■ TASK DESCRIPTION: For every line in the records that has the word "JSON", make a copy.
•••••
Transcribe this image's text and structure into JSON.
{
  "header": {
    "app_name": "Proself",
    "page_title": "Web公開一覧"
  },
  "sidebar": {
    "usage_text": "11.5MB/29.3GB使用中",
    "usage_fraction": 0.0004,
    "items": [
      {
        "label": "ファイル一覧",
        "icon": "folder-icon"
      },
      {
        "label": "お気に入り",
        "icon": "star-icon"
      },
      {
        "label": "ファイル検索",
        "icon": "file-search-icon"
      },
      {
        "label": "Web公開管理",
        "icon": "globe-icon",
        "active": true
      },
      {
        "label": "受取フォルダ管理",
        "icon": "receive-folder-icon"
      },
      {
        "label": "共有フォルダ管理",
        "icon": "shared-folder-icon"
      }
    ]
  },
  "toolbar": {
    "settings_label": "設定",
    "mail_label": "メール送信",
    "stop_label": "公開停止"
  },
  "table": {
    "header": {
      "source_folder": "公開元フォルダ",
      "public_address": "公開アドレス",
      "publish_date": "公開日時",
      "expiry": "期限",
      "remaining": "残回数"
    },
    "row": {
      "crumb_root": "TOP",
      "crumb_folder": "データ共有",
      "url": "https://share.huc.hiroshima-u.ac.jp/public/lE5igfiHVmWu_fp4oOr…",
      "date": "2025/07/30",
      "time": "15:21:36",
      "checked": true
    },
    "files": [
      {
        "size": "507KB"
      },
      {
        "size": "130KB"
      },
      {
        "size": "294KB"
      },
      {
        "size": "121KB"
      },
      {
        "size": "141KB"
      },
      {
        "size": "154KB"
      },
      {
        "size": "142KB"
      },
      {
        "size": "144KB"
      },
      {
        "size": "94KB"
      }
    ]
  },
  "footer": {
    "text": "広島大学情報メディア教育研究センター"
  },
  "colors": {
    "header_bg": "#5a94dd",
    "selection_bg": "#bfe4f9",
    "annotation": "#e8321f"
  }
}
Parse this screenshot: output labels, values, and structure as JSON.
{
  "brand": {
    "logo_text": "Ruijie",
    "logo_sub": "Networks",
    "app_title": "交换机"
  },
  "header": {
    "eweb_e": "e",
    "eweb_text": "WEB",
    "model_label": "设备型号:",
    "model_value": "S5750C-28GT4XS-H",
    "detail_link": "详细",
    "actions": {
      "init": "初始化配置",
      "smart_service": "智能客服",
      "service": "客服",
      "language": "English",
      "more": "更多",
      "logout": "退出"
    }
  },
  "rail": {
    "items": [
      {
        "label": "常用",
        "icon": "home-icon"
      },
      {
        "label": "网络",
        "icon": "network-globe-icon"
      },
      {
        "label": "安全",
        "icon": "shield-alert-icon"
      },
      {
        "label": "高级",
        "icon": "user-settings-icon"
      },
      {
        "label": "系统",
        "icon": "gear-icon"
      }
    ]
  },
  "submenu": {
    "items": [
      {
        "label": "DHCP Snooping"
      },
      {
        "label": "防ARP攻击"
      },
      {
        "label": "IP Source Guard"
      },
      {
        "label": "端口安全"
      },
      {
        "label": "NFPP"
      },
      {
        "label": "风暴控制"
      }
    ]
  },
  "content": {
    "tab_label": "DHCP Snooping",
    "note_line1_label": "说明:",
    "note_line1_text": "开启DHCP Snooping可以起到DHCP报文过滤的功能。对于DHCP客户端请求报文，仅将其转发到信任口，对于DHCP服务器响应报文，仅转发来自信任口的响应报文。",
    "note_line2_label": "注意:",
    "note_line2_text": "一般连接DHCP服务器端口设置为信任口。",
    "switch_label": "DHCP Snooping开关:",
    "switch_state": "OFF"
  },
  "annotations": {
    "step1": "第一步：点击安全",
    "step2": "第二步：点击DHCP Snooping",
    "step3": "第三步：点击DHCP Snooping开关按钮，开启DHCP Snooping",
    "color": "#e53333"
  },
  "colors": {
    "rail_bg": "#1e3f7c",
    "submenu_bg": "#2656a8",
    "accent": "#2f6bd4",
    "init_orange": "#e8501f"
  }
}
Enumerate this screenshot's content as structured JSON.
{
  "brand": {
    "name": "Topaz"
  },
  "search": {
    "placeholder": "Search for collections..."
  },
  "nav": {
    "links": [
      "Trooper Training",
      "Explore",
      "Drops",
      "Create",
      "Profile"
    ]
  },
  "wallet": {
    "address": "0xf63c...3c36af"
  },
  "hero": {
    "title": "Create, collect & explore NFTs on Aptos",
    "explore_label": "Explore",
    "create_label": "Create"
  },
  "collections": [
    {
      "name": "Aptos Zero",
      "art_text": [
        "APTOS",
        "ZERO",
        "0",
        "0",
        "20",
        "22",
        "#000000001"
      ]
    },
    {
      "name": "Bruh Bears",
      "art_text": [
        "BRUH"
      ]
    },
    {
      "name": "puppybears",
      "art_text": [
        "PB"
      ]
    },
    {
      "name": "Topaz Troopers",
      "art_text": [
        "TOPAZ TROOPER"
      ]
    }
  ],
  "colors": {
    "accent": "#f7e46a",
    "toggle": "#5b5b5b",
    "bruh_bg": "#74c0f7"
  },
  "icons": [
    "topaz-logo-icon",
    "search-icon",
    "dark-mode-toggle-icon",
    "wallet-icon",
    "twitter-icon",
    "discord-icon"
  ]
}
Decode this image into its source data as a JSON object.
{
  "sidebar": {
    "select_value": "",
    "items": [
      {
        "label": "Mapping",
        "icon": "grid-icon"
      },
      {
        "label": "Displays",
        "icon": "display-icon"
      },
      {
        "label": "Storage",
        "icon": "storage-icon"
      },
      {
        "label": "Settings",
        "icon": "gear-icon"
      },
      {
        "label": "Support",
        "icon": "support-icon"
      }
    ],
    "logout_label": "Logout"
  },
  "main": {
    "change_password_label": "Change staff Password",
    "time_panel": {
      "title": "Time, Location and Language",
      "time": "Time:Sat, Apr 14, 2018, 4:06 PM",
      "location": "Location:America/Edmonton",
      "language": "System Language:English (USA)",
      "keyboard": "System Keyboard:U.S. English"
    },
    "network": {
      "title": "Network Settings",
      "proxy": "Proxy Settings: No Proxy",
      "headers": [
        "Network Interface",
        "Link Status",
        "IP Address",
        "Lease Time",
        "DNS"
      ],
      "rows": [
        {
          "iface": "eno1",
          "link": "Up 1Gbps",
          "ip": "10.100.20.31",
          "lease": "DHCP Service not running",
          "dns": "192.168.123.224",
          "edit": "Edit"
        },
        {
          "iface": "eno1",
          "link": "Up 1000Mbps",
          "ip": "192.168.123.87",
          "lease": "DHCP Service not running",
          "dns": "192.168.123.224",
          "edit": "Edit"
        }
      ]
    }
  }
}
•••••
■ ANSWER SECTION:
Transcribe this image's text and structure into JSON.
Parse this screenshot: output labels, values, and structure as JSON.
Enumerate this screenshot's content as structured JSON.
Decode this image into its source data as a JSON object.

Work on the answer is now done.